That’s all for now, my Followers of Fear. I hope to have Part 2 out soon (among other posts). Until next time, pleasant nightmares!

Happy October 1st, everyone! Yeah, who cares what 2020 has thrown at us so far? It’s now October, which means we’re in the best month of the year. The month where everything gets a bit darker, a bit cooler, and a whole lot spookier.

In fact, I have actual footage of myself waking up this morning and realizing it’s October 1st. Check it out:

Where did that light come from? How did my glasses get on my face when I don’t normally sleep with them off my face? Doesn’t matter. I am what I am, and what that is likely isn’t human, so why question it?

Also, if you haven’t checked out my YouTube channel, consider checking it out and subscribing. I don’t post there often, but what I do feels genuinely like something I’d post. So why not check it out?

Anyway, now that it’s October, you can expect plenty more horror content (more than usual, anyway) as Halloween approaches. Plenty of reviews, discussions of what makes good horror or horror-related topics, and who knows? Maybe some spooky good news on the writing front.

Plus a few posts that don’t fit that mold, because what’s life without variety?

Anyway, I expect even with COVID-19 and an election and a million other things making 2020 a shit show out there, this month will surely be fun. Even if we can’t go trick or treating or see most horror films in a movie theater. For instance, I’m going to be visiting the Bellaire House, a haunted house on the Ohio-West Virginia border, some time this month with friends for an overnight investigation.

Yeah, that’s right! I’m going to another haunted location! And this one supposedly has a demon in the attic. Sounds like I’m having a family reunion soon.

And who knows what else I’ll be getting up to this month?

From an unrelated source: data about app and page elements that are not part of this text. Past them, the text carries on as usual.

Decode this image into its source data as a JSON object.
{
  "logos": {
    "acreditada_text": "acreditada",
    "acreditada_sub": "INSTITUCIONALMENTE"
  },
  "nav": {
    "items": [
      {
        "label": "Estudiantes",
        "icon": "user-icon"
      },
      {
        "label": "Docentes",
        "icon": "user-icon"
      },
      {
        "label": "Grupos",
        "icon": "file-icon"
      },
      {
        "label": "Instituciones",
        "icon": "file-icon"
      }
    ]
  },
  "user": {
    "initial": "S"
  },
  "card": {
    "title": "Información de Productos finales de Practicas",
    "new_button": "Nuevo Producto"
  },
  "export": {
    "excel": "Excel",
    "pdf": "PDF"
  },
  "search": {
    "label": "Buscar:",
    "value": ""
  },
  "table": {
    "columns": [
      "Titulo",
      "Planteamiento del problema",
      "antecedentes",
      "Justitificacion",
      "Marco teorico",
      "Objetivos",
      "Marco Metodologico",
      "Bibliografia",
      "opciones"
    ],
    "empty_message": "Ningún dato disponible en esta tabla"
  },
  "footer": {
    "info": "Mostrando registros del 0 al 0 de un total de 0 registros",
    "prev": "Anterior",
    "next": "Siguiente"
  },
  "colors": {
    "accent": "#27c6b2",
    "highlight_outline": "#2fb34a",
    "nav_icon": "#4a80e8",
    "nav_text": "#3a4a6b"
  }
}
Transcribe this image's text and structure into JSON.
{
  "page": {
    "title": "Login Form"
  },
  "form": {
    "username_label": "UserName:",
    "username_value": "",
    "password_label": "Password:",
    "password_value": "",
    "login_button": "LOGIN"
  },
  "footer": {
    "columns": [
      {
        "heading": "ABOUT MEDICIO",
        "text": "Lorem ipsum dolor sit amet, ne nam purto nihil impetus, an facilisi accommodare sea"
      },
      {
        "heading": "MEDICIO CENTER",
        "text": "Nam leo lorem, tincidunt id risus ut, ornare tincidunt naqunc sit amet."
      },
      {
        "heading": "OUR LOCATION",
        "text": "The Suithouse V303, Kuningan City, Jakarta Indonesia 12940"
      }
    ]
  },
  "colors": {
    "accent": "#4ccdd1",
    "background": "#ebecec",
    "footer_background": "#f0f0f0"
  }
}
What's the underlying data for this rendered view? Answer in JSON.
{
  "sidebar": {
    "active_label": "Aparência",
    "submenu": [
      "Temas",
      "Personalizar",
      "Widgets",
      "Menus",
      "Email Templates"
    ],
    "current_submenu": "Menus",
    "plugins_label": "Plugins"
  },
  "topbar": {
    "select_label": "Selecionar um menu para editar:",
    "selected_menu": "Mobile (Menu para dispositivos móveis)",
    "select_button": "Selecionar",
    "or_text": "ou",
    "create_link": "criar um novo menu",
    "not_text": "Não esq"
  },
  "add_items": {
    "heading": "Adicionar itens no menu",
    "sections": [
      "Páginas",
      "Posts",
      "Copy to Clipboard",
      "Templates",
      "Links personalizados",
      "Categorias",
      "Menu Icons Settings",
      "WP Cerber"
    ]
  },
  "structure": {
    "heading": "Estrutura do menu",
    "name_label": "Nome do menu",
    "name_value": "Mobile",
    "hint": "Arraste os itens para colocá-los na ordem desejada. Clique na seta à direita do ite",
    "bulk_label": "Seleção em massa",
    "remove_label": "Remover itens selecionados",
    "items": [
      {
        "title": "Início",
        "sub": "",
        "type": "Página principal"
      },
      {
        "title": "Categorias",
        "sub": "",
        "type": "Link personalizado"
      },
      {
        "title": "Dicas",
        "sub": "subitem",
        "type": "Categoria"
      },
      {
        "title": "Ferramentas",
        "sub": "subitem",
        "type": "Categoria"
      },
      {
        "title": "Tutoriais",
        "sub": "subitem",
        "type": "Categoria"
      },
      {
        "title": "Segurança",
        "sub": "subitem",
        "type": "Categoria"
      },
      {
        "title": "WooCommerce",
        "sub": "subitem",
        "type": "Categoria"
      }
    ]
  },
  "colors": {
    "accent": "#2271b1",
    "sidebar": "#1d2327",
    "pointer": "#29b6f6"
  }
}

Well, that’s all for now, my Followers of Fear. I’ll surely have a couple of blog posts out soon. Until next time, Happy October, stay safe and pleasant nightmares.